**HOW TO COMPLETE THIS TASK**
Filter the entries down to the lines containing "JSON", and copy those lines.

** DATA UNDER STUDY follows **

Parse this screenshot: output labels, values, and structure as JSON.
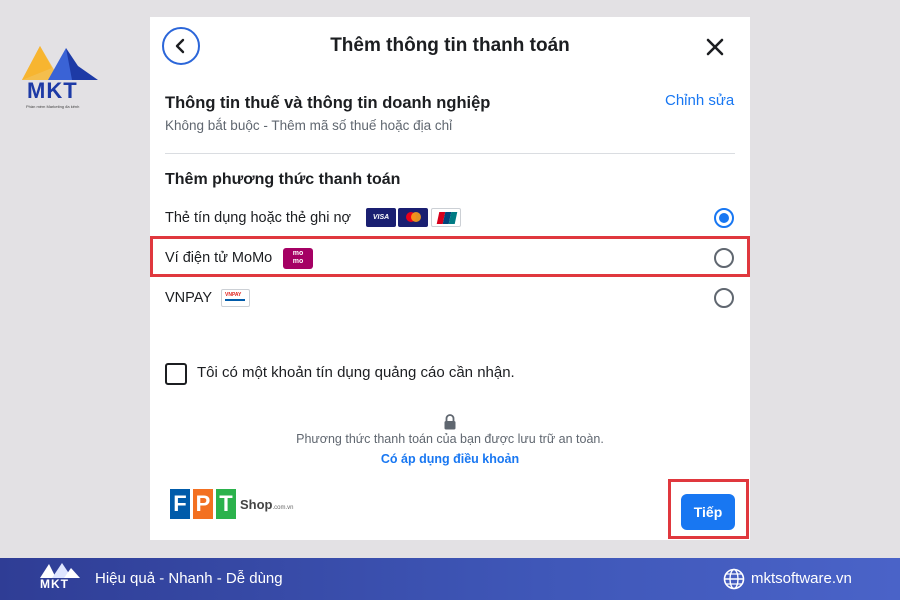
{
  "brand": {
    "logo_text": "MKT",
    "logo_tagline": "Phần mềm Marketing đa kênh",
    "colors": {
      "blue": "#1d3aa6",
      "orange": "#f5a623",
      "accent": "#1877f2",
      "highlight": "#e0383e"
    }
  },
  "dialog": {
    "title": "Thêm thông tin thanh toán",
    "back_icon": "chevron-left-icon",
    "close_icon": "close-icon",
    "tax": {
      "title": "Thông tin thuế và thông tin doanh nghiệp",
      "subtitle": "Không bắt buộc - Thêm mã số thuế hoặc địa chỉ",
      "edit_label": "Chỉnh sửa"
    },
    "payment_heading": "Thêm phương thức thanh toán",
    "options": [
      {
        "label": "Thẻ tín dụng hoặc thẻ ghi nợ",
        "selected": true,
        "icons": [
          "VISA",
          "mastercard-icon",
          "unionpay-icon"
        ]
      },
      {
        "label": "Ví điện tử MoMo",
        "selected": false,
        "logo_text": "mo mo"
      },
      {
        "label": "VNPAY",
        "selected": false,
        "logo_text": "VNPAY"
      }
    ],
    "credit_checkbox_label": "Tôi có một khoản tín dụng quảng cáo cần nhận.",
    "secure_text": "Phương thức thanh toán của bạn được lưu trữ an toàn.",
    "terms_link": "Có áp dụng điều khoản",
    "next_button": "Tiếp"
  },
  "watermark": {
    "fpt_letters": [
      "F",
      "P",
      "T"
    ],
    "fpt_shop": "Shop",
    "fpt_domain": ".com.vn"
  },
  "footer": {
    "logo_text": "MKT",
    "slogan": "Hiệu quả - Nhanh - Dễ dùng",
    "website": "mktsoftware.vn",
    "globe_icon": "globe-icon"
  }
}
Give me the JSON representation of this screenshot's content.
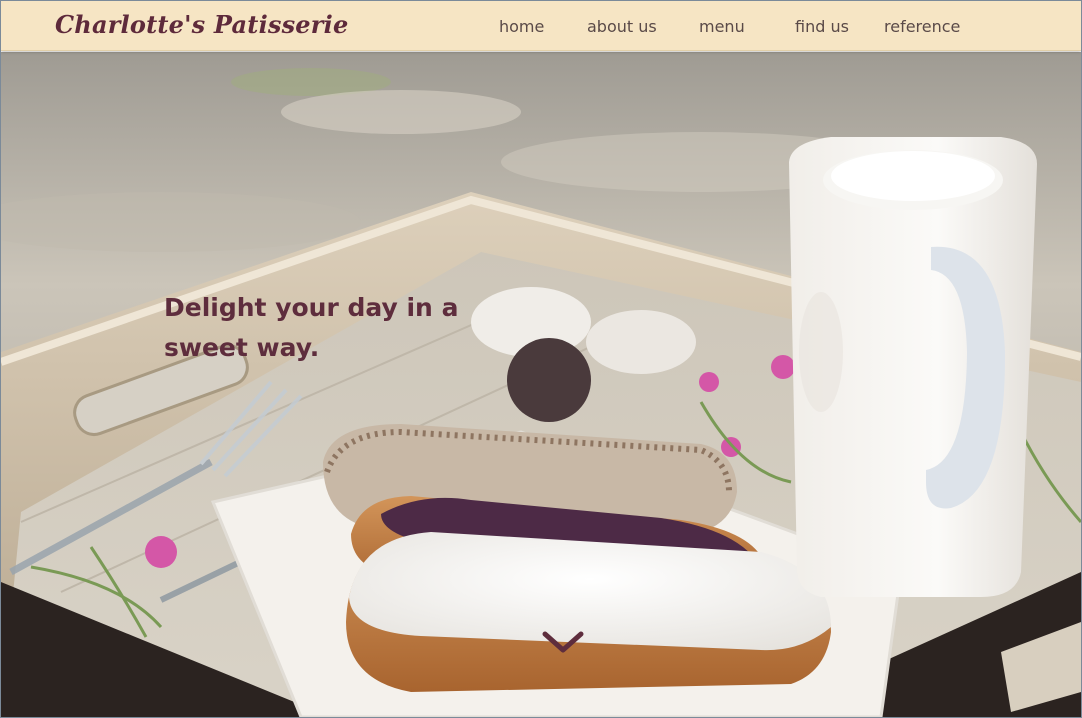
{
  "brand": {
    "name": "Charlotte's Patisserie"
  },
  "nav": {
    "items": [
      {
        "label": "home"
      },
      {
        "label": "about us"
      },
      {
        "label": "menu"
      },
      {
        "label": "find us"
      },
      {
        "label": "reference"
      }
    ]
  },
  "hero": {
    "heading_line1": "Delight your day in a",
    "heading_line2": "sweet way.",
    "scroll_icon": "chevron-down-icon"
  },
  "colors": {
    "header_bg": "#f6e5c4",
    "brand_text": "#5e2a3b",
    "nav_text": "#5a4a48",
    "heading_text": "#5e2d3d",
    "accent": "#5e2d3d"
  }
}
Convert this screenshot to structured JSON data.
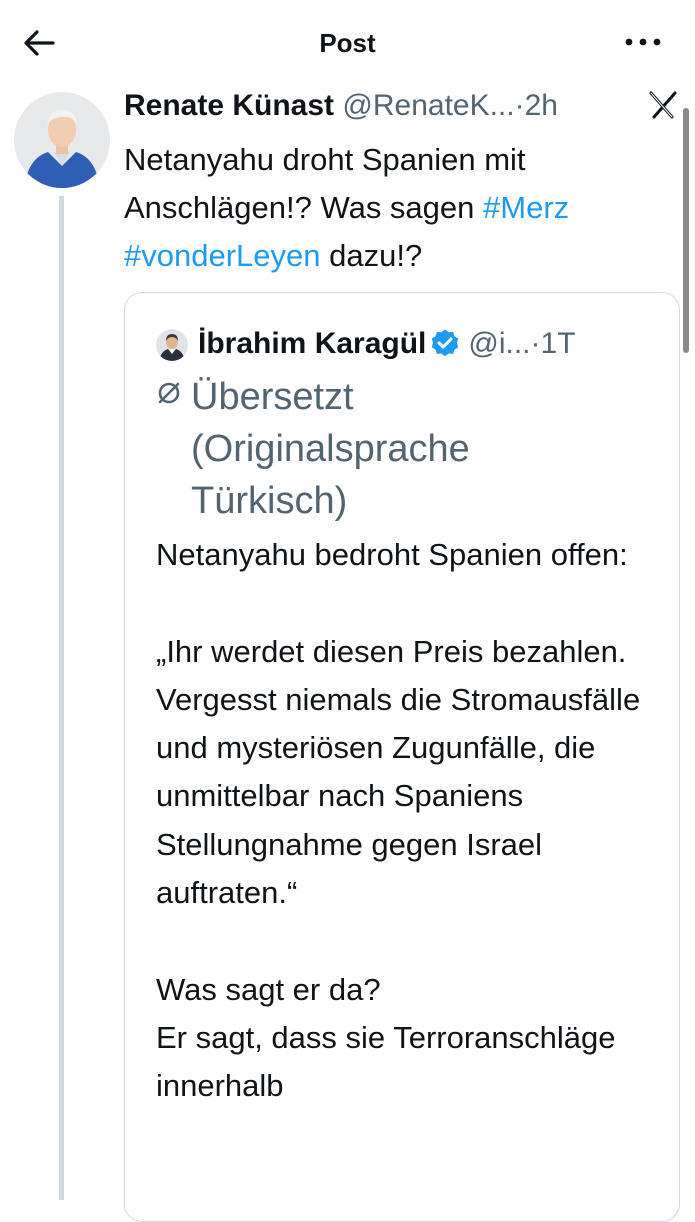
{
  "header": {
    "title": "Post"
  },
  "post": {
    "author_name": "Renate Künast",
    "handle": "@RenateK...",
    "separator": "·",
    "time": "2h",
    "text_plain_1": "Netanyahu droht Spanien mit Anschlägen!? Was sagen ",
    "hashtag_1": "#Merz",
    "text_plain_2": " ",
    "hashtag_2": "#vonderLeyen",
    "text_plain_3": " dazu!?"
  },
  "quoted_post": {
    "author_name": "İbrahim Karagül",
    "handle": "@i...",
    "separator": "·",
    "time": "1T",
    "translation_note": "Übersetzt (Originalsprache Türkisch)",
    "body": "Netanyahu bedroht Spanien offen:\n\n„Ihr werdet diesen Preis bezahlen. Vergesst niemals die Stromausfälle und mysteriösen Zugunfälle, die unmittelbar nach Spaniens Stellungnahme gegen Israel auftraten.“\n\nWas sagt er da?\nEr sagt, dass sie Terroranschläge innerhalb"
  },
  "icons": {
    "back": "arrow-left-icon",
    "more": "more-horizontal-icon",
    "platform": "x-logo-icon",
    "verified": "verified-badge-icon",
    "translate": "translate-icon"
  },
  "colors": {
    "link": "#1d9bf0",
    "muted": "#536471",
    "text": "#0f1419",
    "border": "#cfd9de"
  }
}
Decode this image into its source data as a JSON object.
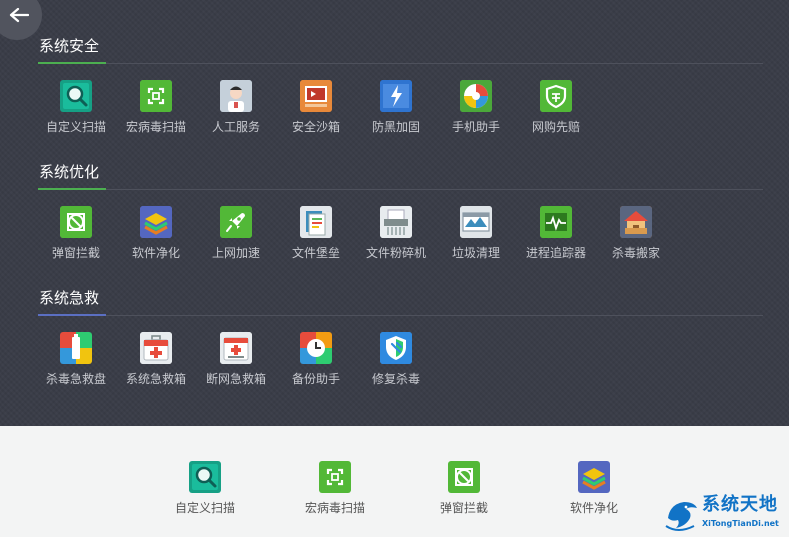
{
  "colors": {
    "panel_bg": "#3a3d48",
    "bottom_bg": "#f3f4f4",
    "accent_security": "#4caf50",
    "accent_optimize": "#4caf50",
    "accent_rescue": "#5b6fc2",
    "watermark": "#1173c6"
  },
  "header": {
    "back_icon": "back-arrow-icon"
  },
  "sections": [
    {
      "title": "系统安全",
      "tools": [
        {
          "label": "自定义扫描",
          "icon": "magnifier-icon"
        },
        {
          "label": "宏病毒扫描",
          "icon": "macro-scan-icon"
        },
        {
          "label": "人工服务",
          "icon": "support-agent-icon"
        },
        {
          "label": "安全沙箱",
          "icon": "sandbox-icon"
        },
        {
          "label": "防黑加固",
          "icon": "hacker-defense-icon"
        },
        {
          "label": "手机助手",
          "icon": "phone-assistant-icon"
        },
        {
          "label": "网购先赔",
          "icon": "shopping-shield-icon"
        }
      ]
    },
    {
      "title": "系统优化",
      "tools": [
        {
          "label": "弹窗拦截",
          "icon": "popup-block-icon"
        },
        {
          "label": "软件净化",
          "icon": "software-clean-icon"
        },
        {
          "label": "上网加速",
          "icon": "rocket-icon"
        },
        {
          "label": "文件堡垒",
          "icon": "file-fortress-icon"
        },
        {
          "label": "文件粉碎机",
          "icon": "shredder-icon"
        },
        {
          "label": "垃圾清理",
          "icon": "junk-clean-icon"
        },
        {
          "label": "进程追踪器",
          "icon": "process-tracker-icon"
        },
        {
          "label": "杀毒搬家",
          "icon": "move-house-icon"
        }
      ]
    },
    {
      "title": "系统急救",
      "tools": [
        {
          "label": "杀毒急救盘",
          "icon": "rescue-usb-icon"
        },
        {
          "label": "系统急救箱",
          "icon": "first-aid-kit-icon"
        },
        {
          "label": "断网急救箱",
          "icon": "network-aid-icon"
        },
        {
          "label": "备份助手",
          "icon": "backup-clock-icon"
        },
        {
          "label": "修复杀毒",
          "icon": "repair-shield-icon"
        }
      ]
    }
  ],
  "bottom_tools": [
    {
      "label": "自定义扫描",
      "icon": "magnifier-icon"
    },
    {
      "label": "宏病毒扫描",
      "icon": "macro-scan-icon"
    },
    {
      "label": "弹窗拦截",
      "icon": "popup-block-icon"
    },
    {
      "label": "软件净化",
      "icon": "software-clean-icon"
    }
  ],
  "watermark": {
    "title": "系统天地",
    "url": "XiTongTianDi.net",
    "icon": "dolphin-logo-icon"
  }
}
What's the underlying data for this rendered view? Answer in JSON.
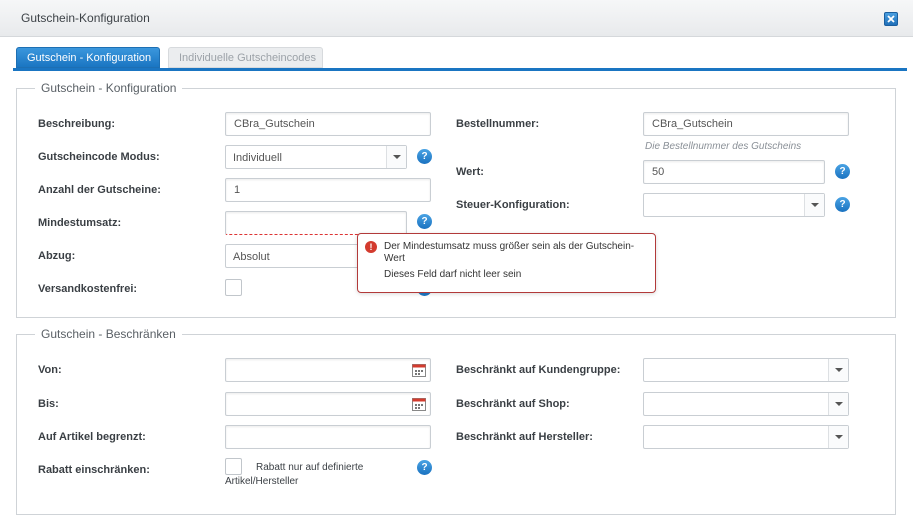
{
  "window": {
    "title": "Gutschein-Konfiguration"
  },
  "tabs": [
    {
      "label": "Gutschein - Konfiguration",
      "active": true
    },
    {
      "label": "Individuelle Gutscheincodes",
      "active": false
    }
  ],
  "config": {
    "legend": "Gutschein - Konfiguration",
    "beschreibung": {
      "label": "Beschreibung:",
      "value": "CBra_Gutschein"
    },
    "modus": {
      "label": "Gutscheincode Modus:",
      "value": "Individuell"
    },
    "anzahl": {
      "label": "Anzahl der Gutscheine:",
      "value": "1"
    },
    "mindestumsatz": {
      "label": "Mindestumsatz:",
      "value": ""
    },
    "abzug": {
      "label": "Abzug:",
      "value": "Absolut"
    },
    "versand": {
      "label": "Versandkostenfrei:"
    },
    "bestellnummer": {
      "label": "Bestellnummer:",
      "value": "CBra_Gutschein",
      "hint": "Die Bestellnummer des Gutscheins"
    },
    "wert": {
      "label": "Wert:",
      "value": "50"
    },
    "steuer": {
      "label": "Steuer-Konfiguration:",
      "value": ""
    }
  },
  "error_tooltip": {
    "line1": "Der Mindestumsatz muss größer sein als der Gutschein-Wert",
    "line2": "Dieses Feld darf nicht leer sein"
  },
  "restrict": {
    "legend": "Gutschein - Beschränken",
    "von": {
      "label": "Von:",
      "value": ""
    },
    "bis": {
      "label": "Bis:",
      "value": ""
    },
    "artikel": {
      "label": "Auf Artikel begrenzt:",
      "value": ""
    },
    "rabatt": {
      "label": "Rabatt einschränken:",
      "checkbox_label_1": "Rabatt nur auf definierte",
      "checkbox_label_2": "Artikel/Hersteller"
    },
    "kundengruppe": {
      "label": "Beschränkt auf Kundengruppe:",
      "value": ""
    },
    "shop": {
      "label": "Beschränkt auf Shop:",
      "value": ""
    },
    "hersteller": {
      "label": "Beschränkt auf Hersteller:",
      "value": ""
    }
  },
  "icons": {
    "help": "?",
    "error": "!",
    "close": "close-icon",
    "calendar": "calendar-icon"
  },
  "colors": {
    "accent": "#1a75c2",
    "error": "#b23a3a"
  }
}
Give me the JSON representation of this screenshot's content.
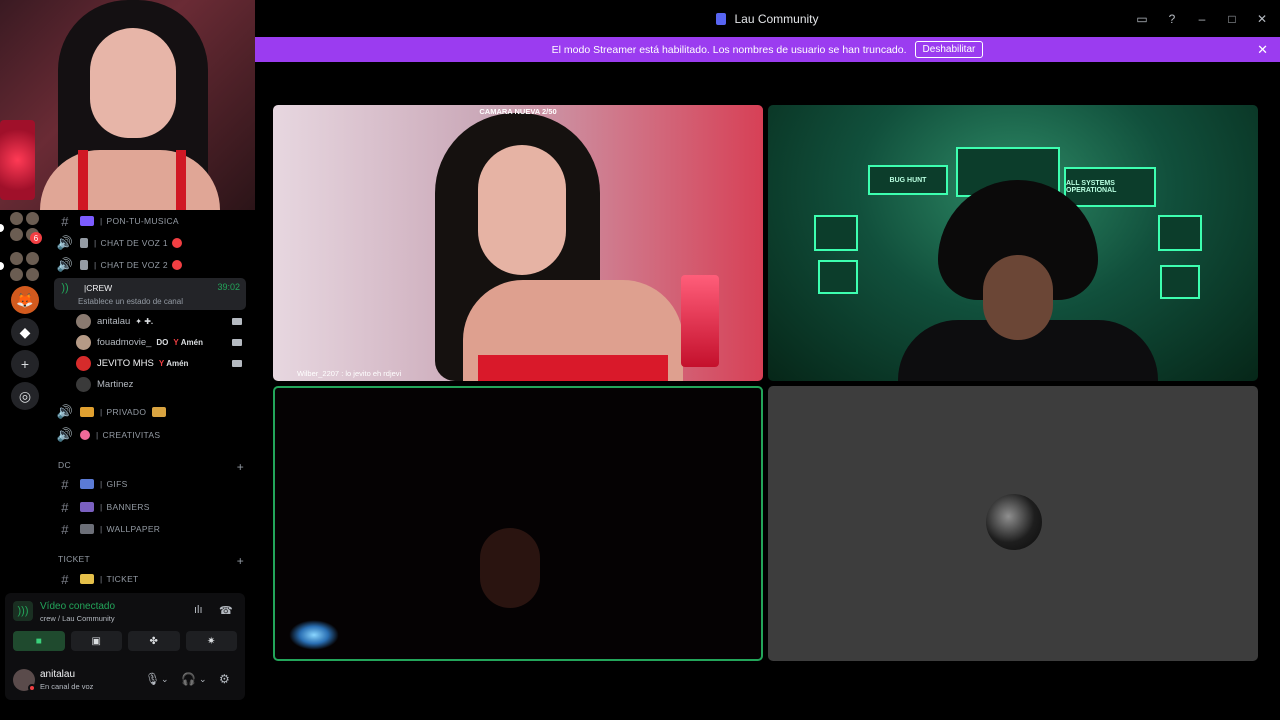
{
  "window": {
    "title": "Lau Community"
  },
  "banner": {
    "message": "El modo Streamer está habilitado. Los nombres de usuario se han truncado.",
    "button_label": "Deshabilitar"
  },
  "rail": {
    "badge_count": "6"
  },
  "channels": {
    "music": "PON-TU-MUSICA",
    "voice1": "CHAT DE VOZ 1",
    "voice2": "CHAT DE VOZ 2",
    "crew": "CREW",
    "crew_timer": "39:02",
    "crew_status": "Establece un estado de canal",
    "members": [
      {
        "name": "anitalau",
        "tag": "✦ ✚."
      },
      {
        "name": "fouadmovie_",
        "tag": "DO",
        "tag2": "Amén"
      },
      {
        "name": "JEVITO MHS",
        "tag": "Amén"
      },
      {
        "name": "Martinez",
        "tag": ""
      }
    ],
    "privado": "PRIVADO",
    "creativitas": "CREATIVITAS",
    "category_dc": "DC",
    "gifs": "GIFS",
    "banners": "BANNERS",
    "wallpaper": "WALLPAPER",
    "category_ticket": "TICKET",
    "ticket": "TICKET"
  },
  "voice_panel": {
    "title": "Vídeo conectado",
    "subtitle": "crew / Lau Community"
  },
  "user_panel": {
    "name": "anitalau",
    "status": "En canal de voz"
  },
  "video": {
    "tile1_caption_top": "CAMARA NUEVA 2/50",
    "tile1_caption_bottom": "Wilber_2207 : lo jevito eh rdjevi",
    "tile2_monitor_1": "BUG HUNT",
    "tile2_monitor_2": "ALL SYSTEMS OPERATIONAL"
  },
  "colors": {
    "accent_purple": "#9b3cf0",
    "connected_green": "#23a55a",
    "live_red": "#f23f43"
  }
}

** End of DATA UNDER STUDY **

**TASK RESULT**
Parse this screenshot: output labels, values, and structure as JSON.
Give me the JSON representation of this screenshot's content.
Convert this screenshot to structured JSON data.
Decode this image into its source data as a JSON object.
What's the underlying data for this rendered view? Answer in JSON.
Give me the JSON representation of this screenshot's content.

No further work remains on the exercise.